Part One: The Relevance of the Weimar Republic and Setting the Scene
Observers of American politics have compared the current state of affairs in the United States with the Weimar republic (1919–1933). By this they mean a dysfunctional system, liberal in character, lacking the support of a large section of the population.
In some respects this is a perfectly valid comparison. The spirit of the Weimar Republic was liberal and the republic was not supported by large numbers of conservatives and right-wing extremists.
But the Weimar Republic, in contrast to many American institutions today, was not dysfunctional. By 1927, it was stable and the parliamentary system was functioning smoothly. This was due in large part to Gustav Stresemann, a wise and courageous statesman who, having overcome a strongly nationalistic past, made reconciliation with Germany’s former enemies the main goal of his policies.
There was reasonable grounds for believing that the worst was over.

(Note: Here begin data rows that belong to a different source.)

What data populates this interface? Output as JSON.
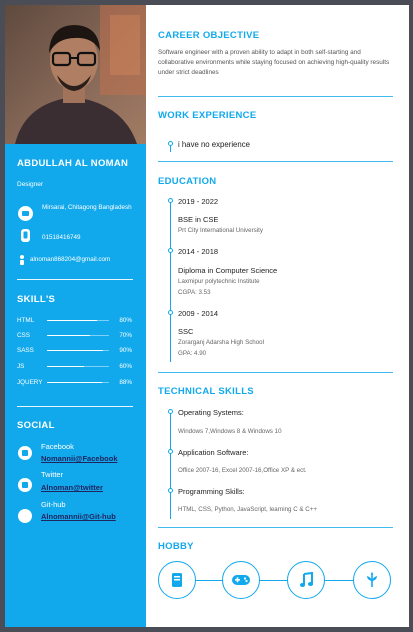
{
  "profile": {
    "name": "ABDULLAH AL NOMAN",
    "role": "Designer",
    "address": "Mirsarai, Chitagong Bangladesh",
    "phone": "01518416749",
    "email": "alnoman868204@gmail.com"
  },
  "skills": {
    "title": "SKILL'S",
    "items": [
      {
        "name": "HTML",
        "pct_label": "80%",
        "level": 0.8
      },
      {
        "name": "CSS",
        "pct_label": "70%",
        "level": 0.7
      },
      {
        "name": "SASS",
        "pct_label": "90%",
        "level": 0.9
      },
      {
        "name": "JS",
        "pct_label": "60%",
        "level": 0.6
      },
      {
        "name": "JQUERY",
        "pct_label": "88%",
        "level": 0.88
      }
    ]
  },
  "social": {
    "title": "SOCIAL",
    "items": [
      {
        "label": "Facebook",
        "link": "Nomannii@Facebook",
        "icon": "facebook-icon"
      },
      {
        "label": "Twitter",
        "link": "Alnoman@twitter",
        "icon": "twitter-icon"
      },
      {
        "label": "Git-hub",
        "link": "Alnomannii@Git-hub",
        "icon": "github-icon"
      }
    ]
  },
  "career": {
    "title": "CAREER OBJECTIVE",
    "text": "Software engineer with a proven ability to adapt in both self-starting and collaborative environments while staying focused on achieving high-quality results under strict deadlines"
  },
  "experience": {
    "title": "WORK EXPERIENCE",
    "text": "i have no experience"
  },
  "education": {
    "title": "EDUCATION",
    "items": [
      {
        "years": "2019 - 2022",
        "degree": "BSE in CSE",
        "school": "Prt City International University",
        "gpa": ""
      },
      {
        "years": "2014 - 2018",
        "degree": "Diploma in Computer Science",
        "school": "Laxmipur polytechnic Institute",
        "gpa": "CGPA: 3.53"
      },
      {
        "years": "2009 - 2014",
        "degree": "SSC",
        "school": "Zorarganj Adarsha High School",
        "gpa": "GPA: 4.90"
      }
    ]
  },
  "technical": {
    "title": "TECHNICAL SKILLS",
    "items": [
      {
        "head": "Operating Systems:",
        "detail": "Windows 7,Windows 8 & Windows 10"
      },
      {
        "head": "Application Software:",
        "detail": "Office 2007-16, Excel 2007-16,Office XP & ect."
      },
      {
        "head": "Programming Skills:",
        "detail": "HTML, CSS, Python, JavaScript, learning C & C++"
      }
    ]
  },
  "hobby": {
    "title": "HOBBY",
    "icons": [
      "book-icon",
      "gamepad-icon",
      "music-note-icon",
      "leaf-icon"
    ]
  },
  "colors": {
    "accent": "#11a9ec",
    "link": "#20255f",
    "backdrop": "#4a4d55"
  }
}
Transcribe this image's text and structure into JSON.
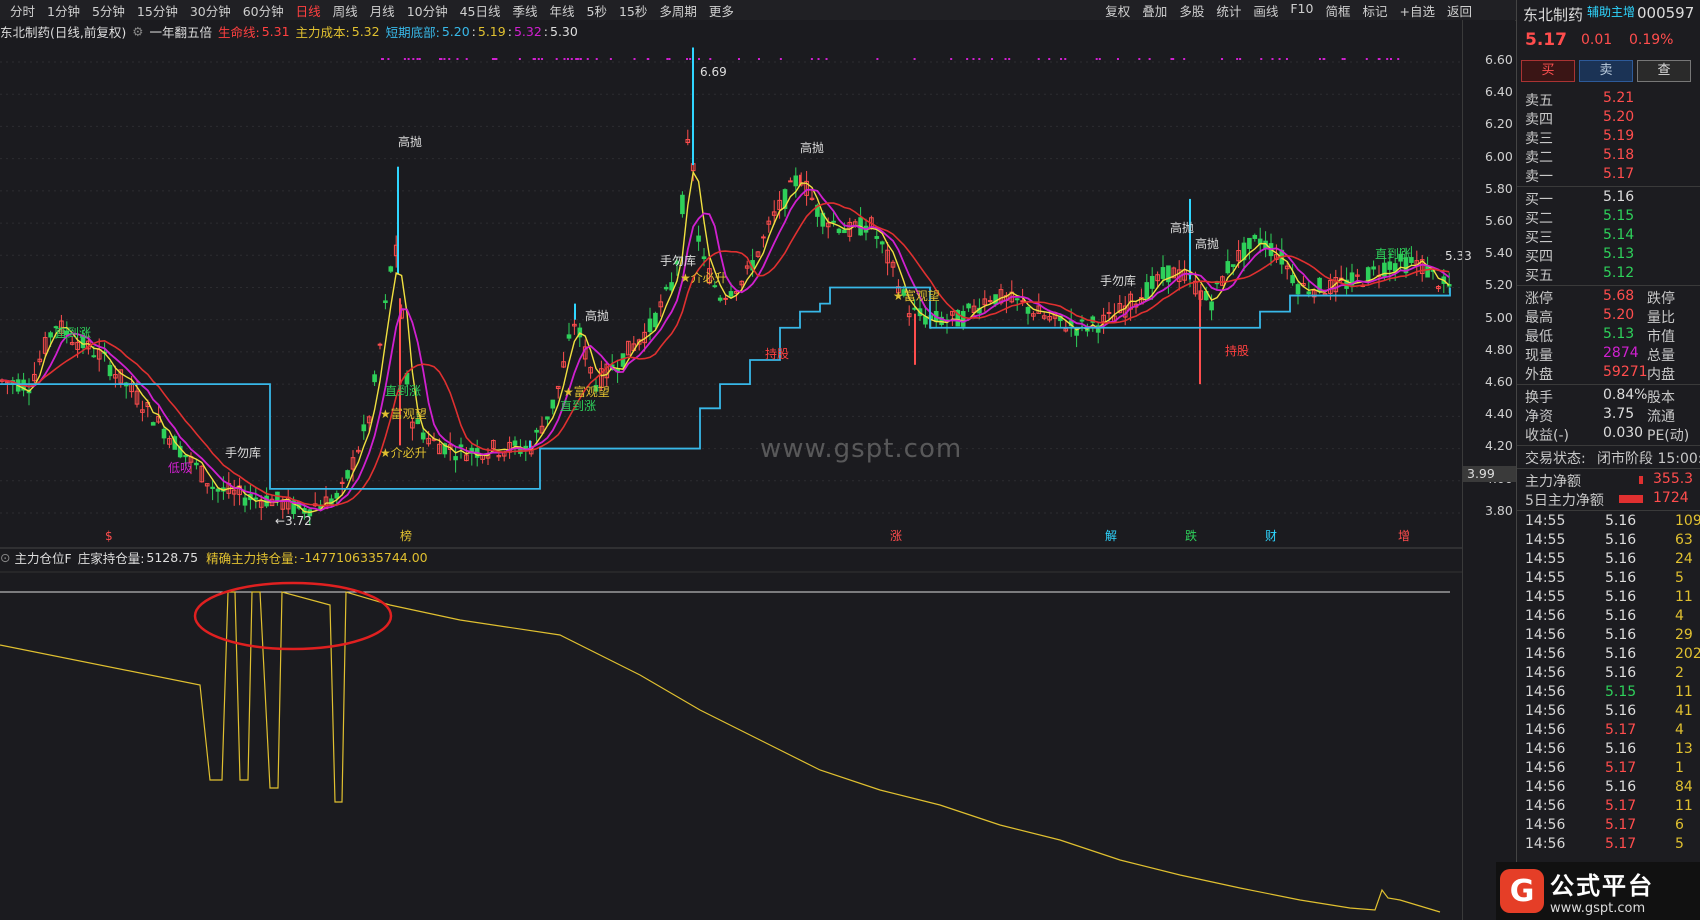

There had been an astounding economic recovery, so that the GDP had reached the 1914 level, in spite of the losses Germany had suffered at Versailles and the reparations it had to pay to the allies. The time of political murders (1919–1923) was over, and the currency had been stabilized after the debilitating inflation that had gravely weakened the middle class. The opposition was placated when in 1925 the venerable (nearly senile) military hero of World War One, Field Marshall von Hindenburg, was elected president of the republic. He was a monarchist, the very incarnation of Prussian militarism, a man who never accepted Germany’s military defeat in 1918. blaming a “stab in the back.” This election, perhaps more than any other event, symbolized a new stability and ended the dysfunctional first period of the Weimar Republic.
Germany was received as an equal by her former enemies at the Locarno conference and admitted to the League of Nations. Memories of Weimar’s origins in defeat and humiliation at Versailles were rapidly receding. A time of extraordinary creativity had begun. Much of what we think of as modern was inaugurated in those years. Berlin was the most exciting city in the world. It was the time of the Bauhaus, Marlene Dietrich, Bertold Brecht, and Cabaret.
In the summer of 1927, to celebrate the centenary of Beethoven’s death, the city of Frankfurt staged an international music exhibition and a series of concerts, many of them first performances of works now in the standard repertoire. This was the first occasion since 1914 when Germany again played a major role in European culture. Autographs by many famous composers, exotic instruments from Asia and Africa and treasures from innumerable private and public collections were exhibited. Thousands came, including Thomas Alva Edison and Jimmy Walker, mayor of New York.
The novel begins with a lively evocation of this happy time.
A series of videos about the Weimar Republic and The Weimar Triangle have been posted at YouTube.